It may seem to many that spring is the season for accidents. Every year at this time, there does seem to be an influx in the number of fender-benders and full-on collisions that occur. Whether it is the warm weather that entices people to drive faster, the longer days that encourage partying, or the simple fact that more people are out-and-about, there is no doubt that the roads are busier and there is risk to be assumed by all drivers. As such, there will be those facing the difficult circumstances that arise after a crash. Unfortunately, in Saint Petersburg that often turns into a need for a personal injury attorney. The most asked questions generally involve left turn and rear-end accidents.
Assigning Liability. Unfortunately, police and the courts are quick to assign judgment in cases involving left turn accidents or rear-end collisions. Generally, the person turning left, in the first instance, and the person in the back car, in the second instance, is at fault. It seems the obvious deduction, but there are always exceptions to every rule.
Rear-End Collisions. Is the person doing the hitting from behind always at fault in a rear-end collision? Most often, but not always. The reason for the assumption is the simple fact that it is the responsibility of the driver to leave enough space between his car and the vehicle ahead of him to come to a safe stop.
Exceptions to Rear-End Auto Accidents
There are cases in which the fault can be placed elsewhere:
Left Turn Auto Accidents
Making a left turn means entering someone else’s lane of traffic. Doing so is risky and the maneuver should be made with the utmost care. In the vast majority of cases, the person turning left is at fault in an accident because he or she is disrupting the natural flow of traffic by cutting into someone else’s lane. However, there are exceptions.
Exceptions to Left Turn Auto Accidents
It should be noted that if you are involved in a St. Petersburg car accident and you were the driver making a left turn, it is going to be very difficult to prove that you are not at fault.

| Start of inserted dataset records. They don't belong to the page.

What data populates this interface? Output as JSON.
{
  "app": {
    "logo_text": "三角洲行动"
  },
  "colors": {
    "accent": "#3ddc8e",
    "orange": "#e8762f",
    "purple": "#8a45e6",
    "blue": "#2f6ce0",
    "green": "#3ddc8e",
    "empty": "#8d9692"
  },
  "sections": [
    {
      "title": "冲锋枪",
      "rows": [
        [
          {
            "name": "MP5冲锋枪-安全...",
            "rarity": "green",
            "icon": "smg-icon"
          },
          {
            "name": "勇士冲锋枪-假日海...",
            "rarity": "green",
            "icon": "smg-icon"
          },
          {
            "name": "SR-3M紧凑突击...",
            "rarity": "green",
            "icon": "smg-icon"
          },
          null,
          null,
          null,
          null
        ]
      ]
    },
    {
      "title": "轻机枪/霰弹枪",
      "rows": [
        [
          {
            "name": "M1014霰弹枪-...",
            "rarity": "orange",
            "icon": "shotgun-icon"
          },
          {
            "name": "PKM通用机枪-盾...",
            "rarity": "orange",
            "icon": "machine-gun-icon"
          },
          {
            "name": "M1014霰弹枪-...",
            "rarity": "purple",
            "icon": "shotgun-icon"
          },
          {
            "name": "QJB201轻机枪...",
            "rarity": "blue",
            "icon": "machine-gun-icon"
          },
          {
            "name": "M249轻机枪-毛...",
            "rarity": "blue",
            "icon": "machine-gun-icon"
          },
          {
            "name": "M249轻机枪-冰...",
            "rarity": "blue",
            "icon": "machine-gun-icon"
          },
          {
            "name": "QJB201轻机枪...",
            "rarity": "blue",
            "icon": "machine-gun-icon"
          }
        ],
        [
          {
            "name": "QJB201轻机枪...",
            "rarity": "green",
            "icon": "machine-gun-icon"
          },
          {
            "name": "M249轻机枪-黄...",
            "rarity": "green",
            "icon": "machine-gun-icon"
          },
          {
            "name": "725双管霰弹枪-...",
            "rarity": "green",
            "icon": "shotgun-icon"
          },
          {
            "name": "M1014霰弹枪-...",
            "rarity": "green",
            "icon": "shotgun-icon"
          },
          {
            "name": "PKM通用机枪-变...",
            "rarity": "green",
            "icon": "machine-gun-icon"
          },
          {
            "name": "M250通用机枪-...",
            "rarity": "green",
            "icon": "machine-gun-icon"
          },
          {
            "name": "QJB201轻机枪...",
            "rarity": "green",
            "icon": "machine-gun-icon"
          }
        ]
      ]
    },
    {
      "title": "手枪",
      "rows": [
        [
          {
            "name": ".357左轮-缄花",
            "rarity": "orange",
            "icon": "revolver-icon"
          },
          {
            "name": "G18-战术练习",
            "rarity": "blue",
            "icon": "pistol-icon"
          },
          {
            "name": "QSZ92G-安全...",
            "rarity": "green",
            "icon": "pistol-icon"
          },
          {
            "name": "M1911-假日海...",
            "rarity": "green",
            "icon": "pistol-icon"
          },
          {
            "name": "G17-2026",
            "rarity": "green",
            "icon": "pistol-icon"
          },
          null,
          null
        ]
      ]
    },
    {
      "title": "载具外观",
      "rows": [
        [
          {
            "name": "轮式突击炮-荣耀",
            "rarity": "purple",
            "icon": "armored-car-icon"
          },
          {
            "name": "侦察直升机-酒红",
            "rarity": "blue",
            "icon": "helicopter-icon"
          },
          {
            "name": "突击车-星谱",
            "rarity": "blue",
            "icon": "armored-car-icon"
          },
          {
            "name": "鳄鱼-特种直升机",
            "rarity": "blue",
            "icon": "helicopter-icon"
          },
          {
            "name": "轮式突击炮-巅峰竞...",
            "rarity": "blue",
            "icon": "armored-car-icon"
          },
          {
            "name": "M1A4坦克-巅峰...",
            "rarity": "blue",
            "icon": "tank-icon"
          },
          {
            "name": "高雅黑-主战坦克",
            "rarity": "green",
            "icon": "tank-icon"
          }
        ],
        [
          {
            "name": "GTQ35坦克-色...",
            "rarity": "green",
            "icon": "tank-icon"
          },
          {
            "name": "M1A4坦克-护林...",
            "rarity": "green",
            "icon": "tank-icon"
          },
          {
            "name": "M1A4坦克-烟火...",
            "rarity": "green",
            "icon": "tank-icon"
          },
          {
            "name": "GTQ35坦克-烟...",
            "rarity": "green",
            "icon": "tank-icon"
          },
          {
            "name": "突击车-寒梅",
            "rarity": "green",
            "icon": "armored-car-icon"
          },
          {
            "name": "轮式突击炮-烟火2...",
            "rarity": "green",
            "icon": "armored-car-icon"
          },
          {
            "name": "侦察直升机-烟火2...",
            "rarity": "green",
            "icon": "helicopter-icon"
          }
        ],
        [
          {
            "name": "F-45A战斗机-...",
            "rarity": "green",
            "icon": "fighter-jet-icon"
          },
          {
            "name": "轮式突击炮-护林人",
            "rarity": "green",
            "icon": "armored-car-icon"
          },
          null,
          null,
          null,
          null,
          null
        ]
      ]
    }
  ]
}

That being said, there are ways to show that the negligence falls on someone else’s shoulders.